::: Data shown :::

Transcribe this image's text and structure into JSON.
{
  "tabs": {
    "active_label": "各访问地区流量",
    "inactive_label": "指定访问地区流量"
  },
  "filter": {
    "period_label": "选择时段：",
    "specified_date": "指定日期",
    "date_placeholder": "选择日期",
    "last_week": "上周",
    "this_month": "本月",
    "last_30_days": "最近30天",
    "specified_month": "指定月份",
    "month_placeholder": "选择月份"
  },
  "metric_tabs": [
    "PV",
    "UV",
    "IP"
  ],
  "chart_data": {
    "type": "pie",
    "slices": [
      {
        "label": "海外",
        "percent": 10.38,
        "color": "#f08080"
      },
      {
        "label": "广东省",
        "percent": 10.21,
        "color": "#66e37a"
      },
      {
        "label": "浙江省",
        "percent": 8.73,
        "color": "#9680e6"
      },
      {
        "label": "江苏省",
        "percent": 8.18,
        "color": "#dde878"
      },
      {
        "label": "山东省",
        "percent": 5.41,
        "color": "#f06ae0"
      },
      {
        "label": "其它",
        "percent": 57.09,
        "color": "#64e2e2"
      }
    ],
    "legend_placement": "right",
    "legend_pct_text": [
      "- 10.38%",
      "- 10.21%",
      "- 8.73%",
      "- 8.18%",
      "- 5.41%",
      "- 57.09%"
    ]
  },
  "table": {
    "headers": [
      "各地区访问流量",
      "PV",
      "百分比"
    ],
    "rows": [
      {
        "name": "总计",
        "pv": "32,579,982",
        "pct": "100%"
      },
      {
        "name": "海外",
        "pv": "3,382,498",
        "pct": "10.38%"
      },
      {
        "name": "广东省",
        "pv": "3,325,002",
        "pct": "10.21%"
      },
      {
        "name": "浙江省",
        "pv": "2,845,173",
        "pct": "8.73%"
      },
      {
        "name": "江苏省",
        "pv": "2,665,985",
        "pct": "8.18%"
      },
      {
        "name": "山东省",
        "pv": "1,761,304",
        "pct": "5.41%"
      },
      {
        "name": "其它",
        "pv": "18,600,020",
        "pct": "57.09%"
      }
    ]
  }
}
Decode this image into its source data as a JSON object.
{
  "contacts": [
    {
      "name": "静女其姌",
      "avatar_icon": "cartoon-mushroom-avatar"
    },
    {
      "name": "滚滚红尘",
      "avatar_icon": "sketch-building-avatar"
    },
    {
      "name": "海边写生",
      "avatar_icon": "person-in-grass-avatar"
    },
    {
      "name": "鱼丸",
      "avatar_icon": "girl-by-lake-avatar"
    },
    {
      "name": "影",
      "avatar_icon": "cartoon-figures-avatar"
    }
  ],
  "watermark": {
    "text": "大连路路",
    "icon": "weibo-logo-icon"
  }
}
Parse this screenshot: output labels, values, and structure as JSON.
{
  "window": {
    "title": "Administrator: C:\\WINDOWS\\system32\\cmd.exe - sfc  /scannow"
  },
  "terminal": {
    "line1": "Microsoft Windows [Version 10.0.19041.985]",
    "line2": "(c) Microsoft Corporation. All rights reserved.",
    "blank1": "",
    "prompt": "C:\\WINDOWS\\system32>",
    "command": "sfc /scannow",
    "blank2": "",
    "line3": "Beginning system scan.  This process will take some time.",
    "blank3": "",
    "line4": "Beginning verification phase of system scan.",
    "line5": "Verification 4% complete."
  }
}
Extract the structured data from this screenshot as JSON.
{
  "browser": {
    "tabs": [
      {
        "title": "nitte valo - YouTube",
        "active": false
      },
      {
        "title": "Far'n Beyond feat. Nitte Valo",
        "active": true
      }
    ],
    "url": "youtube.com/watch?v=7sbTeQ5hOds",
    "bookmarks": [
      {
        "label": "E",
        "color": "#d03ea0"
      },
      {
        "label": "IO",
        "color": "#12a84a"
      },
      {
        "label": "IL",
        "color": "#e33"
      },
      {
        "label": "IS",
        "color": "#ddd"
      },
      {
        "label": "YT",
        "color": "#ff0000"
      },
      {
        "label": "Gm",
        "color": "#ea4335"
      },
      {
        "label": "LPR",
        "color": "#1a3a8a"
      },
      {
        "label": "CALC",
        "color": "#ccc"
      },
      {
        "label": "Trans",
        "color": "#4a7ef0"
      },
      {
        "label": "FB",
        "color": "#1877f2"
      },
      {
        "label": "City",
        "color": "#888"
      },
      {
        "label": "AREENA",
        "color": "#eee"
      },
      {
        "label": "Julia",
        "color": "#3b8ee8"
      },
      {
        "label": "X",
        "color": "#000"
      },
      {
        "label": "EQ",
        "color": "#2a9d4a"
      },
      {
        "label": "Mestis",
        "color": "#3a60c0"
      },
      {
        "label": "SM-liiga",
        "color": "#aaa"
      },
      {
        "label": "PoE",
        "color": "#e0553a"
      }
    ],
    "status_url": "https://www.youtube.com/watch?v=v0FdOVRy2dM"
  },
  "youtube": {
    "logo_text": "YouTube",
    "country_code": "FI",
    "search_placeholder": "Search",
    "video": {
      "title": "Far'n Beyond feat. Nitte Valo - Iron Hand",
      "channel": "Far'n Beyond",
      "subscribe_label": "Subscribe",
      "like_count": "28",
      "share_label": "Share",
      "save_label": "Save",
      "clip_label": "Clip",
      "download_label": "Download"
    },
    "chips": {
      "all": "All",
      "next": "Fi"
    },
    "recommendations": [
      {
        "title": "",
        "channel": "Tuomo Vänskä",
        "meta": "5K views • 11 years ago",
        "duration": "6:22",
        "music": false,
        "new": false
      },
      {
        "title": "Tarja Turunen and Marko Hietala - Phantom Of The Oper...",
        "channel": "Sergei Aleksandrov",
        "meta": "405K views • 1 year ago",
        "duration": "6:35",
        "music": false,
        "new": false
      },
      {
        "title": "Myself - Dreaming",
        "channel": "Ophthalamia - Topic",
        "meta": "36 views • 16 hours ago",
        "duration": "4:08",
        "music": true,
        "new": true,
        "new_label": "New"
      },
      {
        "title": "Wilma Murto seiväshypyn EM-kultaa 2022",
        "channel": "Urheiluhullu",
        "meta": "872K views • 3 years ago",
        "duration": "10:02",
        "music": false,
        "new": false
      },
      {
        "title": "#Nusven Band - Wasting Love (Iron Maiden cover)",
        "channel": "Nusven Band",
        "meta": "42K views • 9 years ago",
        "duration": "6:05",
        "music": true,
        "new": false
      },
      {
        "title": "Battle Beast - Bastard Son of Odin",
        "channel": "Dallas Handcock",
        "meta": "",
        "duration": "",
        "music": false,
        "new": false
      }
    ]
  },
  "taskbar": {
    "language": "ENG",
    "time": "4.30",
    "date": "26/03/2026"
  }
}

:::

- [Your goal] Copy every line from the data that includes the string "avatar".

- [Task result]
      "avatar_icon": "cartoon-mushroom-avatar"
      "avatar_icon": "sketch-building-avatar"
      "avatar_icon": "person-in-grass-avatar"
      "avatar_icon": "girl-by-lake-avatar"
      "avatar_icon": "cartoon-figures-avatar"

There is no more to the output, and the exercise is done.